*** Opening of Material supplied ***

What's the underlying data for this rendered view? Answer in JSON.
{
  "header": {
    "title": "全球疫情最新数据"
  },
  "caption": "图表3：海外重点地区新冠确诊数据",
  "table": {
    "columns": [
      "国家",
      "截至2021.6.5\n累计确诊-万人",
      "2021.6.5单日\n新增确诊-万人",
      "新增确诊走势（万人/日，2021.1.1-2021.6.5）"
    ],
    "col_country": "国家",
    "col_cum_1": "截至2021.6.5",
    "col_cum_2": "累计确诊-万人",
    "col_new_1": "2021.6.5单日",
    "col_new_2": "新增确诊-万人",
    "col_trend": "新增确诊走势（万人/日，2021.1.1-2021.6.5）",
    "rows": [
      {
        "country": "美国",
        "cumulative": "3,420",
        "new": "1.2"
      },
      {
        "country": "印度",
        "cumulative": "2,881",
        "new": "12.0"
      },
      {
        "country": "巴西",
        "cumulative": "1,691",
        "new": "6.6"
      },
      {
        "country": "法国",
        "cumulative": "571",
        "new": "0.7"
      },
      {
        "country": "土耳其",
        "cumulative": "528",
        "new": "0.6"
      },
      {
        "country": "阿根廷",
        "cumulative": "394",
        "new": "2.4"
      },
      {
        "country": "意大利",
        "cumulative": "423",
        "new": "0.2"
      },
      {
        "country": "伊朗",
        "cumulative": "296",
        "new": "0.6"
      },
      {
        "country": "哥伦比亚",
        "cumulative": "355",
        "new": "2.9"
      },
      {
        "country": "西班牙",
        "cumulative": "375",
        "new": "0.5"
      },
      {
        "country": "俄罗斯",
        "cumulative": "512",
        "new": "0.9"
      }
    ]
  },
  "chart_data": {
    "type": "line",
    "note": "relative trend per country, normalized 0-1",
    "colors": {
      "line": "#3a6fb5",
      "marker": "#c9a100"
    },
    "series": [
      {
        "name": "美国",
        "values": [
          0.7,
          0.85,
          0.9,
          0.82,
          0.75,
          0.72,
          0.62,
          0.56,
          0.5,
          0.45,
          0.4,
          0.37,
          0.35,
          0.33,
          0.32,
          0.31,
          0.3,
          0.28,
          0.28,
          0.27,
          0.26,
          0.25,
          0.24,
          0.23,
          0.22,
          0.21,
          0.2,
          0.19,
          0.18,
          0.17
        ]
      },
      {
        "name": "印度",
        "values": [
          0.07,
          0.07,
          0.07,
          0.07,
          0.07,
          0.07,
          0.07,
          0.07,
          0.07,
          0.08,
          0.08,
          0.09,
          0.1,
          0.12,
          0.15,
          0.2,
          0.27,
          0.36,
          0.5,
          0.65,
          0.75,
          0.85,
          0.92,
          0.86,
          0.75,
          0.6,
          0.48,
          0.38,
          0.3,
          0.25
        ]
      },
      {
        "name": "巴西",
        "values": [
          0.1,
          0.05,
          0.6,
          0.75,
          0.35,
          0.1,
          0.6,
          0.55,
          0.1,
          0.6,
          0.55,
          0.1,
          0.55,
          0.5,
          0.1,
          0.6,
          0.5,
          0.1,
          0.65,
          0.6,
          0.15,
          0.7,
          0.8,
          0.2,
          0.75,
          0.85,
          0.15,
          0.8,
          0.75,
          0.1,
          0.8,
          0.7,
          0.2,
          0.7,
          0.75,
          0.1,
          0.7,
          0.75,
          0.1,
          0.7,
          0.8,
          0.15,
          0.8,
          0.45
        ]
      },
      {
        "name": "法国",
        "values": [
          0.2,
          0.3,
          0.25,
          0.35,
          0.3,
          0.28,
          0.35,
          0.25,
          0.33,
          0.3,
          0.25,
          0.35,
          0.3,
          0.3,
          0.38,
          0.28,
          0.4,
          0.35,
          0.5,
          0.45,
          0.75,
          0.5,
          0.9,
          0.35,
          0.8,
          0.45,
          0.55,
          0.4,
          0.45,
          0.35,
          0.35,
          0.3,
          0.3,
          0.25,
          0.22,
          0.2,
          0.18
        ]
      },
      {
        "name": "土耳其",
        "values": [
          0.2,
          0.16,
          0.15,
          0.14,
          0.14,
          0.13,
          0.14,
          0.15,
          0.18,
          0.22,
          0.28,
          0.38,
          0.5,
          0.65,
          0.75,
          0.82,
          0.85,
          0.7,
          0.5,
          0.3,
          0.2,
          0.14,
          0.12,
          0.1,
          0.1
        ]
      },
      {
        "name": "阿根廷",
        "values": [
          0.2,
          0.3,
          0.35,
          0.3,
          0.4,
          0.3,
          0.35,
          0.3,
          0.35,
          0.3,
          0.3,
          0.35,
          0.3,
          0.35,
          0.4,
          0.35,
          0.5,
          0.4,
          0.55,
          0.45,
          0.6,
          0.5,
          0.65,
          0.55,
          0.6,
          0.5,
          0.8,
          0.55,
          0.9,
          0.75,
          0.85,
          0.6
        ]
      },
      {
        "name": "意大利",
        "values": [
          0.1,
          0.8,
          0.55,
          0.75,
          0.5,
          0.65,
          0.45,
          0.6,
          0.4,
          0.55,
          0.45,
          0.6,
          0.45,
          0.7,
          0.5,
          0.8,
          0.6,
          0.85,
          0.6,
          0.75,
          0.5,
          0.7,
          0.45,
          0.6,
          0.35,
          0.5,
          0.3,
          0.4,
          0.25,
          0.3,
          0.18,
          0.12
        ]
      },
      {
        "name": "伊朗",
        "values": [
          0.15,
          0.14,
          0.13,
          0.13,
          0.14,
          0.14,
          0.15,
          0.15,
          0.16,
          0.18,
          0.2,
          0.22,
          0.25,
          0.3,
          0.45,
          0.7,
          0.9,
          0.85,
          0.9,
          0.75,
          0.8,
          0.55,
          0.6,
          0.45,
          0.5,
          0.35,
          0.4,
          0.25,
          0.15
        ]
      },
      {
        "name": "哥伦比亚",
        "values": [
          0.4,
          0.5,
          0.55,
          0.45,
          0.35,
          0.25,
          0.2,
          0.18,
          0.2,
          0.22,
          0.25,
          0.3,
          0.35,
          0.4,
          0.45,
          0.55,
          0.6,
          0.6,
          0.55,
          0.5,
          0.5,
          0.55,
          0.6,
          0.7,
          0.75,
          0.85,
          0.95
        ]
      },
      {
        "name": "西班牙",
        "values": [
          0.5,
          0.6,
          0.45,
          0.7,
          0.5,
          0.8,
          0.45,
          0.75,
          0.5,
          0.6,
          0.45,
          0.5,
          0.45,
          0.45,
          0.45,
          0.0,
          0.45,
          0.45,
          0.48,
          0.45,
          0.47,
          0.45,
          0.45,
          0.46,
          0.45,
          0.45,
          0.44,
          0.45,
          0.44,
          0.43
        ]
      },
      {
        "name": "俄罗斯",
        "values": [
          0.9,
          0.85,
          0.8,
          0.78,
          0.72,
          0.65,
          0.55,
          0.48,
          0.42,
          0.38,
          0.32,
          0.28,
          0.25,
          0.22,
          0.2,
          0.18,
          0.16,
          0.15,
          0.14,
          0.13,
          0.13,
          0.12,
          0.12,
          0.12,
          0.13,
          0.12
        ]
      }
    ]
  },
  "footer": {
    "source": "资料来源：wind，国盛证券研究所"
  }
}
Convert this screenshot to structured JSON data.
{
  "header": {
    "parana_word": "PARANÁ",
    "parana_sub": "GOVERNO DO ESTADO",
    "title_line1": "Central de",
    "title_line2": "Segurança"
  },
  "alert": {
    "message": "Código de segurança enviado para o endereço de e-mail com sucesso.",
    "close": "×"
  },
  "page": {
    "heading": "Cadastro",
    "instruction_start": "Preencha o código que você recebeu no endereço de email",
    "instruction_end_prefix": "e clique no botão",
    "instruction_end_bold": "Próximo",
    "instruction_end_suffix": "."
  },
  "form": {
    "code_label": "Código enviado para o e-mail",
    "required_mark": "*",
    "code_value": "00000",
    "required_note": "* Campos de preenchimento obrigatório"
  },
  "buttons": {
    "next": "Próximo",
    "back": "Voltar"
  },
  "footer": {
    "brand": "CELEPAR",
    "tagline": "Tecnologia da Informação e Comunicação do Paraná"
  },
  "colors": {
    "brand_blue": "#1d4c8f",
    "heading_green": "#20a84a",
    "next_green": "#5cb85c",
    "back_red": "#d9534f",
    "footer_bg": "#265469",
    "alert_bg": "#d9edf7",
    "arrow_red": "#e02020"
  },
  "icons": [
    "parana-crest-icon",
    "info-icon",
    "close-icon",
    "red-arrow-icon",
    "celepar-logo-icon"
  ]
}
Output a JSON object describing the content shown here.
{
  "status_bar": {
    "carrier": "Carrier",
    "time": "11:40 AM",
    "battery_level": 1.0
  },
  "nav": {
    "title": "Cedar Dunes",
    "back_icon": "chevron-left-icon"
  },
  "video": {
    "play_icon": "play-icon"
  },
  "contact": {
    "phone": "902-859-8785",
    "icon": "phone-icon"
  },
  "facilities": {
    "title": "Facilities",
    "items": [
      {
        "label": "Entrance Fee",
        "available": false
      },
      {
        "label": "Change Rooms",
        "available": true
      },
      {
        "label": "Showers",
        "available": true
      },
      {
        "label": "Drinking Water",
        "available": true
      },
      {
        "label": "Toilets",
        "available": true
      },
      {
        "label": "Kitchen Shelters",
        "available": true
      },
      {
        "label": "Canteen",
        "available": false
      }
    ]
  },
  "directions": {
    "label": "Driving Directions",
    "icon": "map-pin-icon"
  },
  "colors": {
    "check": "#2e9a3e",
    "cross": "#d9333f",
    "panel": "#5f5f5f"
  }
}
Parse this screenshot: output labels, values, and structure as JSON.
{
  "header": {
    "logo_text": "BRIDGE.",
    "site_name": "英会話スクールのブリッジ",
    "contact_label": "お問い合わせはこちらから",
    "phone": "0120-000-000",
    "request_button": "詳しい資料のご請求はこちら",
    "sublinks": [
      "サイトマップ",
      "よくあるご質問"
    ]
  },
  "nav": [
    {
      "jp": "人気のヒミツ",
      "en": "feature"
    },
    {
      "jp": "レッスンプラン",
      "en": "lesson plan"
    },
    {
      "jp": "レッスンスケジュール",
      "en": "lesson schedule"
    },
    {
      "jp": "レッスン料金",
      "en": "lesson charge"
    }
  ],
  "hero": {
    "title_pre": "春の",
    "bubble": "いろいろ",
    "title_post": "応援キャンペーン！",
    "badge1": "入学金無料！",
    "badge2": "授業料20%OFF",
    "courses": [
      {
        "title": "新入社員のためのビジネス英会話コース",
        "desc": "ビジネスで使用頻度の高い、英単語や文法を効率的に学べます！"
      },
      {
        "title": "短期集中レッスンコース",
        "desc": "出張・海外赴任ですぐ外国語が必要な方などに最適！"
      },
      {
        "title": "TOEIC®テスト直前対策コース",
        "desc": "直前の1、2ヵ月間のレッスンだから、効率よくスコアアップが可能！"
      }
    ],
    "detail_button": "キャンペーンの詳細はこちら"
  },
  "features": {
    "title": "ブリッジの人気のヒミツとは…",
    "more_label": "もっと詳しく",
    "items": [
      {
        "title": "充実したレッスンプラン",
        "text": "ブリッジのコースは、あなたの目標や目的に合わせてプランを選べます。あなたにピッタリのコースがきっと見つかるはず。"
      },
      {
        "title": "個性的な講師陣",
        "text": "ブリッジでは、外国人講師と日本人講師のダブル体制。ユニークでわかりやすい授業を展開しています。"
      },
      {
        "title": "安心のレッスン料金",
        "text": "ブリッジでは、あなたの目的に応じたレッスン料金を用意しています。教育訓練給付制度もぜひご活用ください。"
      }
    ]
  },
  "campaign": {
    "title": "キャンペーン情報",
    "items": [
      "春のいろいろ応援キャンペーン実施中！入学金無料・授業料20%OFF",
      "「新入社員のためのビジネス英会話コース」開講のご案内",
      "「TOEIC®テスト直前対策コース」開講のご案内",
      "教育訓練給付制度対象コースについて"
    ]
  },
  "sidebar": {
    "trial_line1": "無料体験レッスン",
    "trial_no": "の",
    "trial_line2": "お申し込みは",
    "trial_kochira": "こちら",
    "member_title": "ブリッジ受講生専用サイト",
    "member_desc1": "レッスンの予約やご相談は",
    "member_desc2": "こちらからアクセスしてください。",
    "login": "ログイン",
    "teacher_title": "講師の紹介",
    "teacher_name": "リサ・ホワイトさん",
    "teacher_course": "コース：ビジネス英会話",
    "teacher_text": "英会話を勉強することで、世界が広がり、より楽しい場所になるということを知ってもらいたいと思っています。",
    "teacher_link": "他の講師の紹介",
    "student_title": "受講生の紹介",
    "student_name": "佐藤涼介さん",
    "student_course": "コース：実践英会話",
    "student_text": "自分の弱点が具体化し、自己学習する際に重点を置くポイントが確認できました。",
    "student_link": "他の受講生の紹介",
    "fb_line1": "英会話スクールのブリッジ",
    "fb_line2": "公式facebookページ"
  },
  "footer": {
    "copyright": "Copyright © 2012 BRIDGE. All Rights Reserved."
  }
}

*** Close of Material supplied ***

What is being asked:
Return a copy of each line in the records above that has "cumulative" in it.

Solution below:
        "cumulative": "3,420",
        "cumulative": "2,881",
        "cumulative": "1,691",
        "cumulative": "571",
        "cumulative": "528",
        "cumulative": "394",
        "cumulative": "423",
        "cumulative": "296",
        "cumulative": "355",
        "cumulative": "375",
        "cumulative": "512",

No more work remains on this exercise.